But Bill Cosby? I never thought of myself as a Bill Cosby fan; it’s just that Bill Cosby was always there. Starting in the late 1970s with his Picture Pages segments on the children’s programming staple, Captain Kangaroo, to his Fat Albert cartoons on Saturday mornings, ubiquitous Jello commercials and The Cosby Show which aired for eight years starting my sophomore year in high school, overlapping with A Different World that featured a college-aged cast when I was myself college aged. Cosby was a constant. Funny and lovable and everywhere. I didn’t track too closely with Cosby after college. I know he had at least one more sitcom and did other things, but if I caught a rerun of The Cosby Show on TV I would watch it and my husband and I still tell Fat Albert jokes–You’re like school in the summertime. No class. When I looked up Picture Pages to confirm the air dates I saw a picture of Cosby standing at an easel, and I smiled. I instinctively smiled. I trust that Bill has been correctly convicted and please, yes, humanity, let’s stop anyone from leveraging fame or money or actual talent to use another person and get away with it. But the Bill Cosby era was my era and I smile instinctively and I don’t know exactly what I need to confront.
I successfully navigated through Memphis. I turned on Google Directions to have my lady friend guide me through the lane changes, over the Mississippi River, and on to the straight, flat section of Highway 72. My dad took another turn at driving until dusk when I reclaimed the wheel for the rest of our journey.

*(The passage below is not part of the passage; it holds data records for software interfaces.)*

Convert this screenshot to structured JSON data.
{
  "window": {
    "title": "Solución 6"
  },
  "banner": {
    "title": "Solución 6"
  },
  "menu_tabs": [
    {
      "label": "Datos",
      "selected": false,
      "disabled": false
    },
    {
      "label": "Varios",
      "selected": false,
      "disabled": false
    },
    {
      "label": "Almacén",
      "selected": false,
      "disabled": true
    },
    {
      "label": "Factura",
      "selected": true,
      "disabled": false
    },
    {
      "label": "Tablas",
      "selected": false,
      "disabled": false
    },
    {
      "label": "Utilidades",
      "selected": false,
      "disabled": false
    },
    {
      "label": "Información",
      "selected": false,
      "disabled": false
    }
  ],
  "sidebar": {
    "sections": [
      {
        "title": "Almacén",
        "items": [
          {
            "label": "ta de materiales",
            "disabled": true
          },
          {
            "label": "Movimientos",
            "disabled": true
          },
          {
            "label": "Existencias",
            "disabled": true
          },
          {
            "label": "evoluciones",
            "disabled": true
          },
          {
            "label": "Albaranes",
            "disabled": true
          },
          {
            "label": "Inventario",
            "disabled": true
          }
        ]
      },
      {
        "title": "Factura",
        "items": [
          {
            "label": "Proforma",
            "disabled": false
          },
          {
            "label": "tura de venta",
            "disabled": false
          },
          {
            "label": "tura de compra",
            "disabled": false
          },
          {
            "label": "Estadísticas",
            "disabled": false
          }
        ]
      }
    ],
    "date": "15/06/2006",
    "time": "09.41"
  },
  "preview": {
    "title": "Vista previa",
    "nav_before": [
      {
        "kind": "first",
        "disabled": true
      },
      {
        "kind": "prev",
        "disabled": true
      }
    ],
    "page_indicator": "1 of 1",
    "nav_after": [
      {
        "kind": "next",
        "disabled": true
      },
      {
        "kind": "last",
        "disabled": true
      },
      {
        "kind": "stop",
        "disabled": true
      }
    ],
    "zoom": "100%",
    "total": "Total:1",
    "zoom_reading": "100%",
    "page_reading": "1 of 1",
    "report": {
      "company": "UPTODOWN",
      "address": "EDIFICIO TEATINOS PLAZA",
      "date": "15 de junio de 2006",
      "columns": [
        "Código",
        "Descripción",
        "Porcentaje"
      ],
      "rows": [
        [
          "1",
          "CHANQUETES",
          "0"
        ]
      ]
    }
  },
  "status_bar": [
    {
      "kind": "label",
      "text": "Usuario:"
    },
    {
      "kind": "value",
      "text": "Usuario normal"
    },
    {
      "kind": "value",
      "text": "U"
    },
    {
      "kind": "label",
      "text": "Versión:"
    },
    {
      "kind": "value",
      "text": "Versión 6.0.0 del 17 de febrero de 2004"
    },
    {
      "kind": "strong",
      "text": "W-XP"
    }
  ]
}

The Chrysler is a dream to drive. My parents were awake for much of the trip and we chatted about whatever we saw or heard on the radio or popped into our heads. We stopped for a meal and ate car snacks and drank diet cokes dripping from the cooler of ice. As a child I loved being in the car with my parents and brother, Chris, in the closeness and safety of our intertwined destiny. When Chris and I weren’t screaming at each other, of course, and he wasn’t squeaking styrofoam packing from his Christmas presents against the window. or yelping to communicate with imaginary were-deer lurking in the piney woods. Once when Chris and I were in our thirties we took a trip with Mom and Dad and decided as four adults, we needed to rent a minivan. We piled into the vehicle and Chris and I settled in, each with our own row of seats. We looked at each other with amazement–we could have had this! All those years, all those miles…we imagined a different past.
I know we’ll be held to account for our cars in the future. The progeny of my generation or the next will judge and shame us for cruising around the countryside in machines guzzling dinosaur juice. For filling a web of scars in the earth with concrete. For prizing our autonomy, personal music choice and thermostat controls over the good of the planet. For buying food through the window and being transported in pajamas in the dead of Christmas night. For getting up at 5:30 in the morning to drive the six hours home from college in time for Thanksgiving dinner. For circling the local hangouts looking for friends and for packing all our belongings and crossing three states to a new home. For waiting out the rain in the driveway. For watching the corn go from five feet tall in Texas to ankle height in Indiana on a June road trip. For hitting the road on the way to anywhere, and well, kiddo, all I can say is, it was glorious.